Collected data

---

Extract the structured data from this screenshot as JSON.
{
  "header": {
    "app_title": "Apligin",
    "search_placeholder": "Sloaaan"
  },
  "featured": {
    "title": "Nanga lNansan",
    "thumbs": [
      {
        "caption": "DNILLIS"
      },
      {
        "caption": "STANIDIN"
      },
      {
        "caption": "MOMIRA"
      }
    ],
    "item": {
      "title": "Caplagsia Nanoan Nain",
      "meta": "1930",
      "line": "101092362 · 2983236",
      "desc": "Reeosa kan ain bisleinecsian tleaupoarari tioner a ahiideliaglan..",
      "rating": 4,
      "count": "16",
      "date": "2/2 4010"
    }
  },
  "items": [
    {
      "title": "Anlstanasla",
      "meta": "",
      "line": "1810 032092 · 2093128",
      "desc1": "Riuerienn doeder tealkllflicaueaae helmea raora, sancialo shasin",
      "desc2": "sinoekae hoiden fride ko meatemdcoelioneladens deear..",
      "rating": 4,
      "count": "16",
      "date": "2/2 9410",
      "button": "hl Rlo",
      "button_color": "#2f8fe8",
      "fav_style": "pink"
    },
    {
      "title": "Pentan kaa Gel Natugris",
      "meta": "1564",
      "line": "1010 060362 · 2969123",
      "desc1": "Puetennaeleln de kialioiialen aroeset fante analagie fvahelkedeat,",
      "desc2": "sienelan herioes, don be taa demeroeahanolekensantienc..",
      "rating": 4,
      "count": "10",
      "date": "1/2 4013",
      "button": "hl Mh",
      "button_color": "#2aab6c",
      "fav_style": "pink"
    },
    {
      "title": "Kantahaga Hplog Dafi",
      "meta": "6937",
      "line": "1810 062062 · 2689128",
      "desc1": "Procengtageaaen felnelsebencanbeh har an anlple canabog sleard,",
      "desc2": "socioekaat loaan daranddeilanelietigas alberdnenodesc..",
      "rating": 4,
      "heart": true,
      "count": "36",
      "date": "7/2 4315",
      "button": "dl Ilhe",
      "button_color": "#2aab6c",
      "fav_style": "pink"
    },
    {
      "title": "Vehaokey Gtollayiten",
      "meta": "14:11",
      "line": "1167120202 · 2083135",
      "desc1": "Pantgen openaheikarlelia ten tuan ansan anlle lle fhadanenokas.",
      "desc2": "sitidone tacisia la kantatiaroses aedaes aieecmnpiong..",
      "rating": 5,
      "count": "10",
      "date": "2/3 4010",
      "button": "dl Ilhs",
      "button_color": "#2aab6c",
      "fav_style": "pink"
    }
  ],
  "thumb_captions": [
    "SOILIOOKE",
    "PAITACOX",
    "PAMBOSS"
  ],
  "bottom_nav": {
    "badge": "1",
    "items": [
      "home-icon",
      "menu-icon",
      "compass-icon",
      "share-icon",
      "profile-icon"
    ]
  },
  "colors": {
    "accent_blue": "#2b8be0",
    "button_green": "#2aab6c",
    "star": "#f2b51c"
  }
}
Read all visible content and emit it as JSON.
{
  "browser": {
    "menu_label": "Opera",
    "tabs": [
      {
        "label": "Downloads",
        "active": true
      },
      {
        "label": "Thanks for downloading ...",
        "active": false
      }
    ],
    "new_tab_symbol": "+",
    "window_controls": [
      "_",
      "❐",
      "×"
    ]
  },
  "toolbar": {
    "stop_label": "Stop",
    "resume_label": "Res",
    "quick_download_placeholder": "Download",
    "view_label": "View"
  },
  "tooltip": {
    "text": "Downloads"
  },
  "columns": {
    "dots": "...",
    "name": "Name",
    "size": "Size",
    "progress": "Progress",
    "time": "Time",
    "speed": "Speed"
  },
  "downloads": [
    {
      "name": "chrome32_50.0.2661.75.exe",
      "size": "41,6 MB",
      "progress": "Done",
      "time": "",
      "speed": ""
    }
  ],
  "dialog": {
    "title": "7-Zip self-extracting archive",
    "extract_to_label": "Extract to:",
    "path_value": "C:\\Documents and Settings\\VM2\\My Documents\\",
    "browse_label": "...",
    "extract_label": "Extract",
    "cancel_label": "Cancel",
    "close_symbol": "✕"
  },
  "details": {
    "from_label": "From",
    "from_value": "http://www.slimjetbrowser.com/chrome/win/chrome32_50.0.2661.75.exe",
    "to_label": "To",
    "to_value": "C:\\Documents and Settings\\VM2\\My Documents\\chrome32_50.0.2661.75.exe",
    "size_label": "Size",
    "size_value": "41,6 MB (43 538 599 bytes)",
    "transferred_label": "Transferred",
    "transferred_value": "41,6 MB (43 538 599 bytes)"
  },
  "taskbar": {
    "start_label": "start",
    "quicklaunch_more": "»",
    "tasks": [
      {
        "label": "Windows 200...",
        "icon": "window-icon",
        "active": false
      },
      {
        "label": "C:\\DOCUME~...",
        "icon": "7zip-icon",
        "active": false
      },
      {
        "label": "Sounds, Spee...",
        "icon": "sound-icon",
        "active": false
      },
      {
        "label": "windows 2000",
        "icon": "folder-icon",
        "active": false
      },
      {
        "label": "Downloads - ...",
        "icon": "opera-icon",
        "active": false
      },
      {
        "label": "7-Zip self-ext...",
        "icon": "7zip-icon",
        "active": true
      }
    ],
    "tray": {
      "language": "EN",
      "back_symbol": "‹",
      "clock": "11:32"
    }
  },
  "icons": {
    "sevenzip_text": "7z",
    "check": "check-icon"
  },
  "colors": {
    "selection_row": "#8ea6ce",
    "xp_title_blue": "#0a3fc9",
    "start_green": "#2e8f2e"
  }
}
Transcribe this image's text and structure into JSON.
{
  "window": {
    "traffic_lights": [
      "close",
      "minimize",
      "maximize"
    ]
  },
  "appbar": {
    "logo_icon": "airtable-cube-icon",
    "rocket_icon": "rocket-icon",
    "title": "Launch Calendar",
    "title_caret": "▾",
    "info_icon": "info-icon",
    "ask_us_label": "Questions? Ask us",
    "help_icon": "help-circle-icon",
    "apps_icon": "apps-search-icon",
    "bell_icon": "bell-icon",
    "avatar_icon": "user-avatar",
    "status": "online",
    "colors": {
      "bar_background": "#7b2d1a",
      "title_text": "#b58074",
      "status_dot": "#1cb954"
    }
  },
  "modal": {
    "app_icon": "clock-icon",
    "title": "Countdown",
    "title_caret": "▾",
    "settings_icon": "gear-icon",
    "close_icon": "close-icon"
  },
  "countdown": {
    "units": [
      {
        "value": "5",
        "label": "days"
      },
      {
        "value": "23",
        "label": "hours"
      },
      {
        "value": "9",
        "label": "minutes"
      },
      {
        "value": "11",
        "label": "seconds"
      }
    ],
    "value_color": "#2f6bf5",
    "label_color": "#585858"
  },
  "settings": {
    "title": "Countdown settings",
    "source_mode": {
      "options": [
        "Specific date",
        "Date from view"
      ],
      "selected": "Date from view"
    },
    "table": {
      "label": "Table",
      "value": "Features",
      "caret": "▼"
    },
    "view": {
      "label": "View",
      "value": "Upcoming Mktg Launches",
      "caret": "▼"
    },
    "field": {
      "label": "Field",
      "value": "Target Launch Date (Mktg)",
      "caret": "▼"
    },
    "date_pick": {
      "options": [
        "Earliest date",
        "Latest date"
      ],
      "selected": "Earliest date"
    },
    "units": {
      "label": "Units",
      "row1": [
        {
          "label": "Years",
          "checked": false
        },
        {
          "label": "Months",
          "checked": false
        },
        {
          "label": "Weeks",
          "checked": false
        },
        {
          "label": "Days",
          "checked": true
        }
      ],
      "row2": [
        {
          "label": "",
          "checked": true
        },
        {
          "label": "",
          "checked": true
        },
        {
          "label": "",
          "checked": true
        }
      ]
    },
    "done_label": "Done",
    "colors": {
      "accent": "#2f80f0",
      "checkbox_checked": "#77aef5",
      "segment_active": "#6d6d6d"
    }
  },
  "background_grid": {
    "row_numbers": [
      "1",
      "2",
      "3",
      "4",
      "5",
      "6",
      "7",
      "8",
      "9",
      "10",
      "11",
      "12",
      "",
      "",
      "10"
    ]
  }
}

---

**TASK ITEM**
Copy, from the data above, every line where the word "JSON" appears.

**FINISHED EXERCISE**
Extract the structured data from this screenshot as JSON.
Read all visible content and emit it as JSON.
Transcribe this image's text and structure into JSON.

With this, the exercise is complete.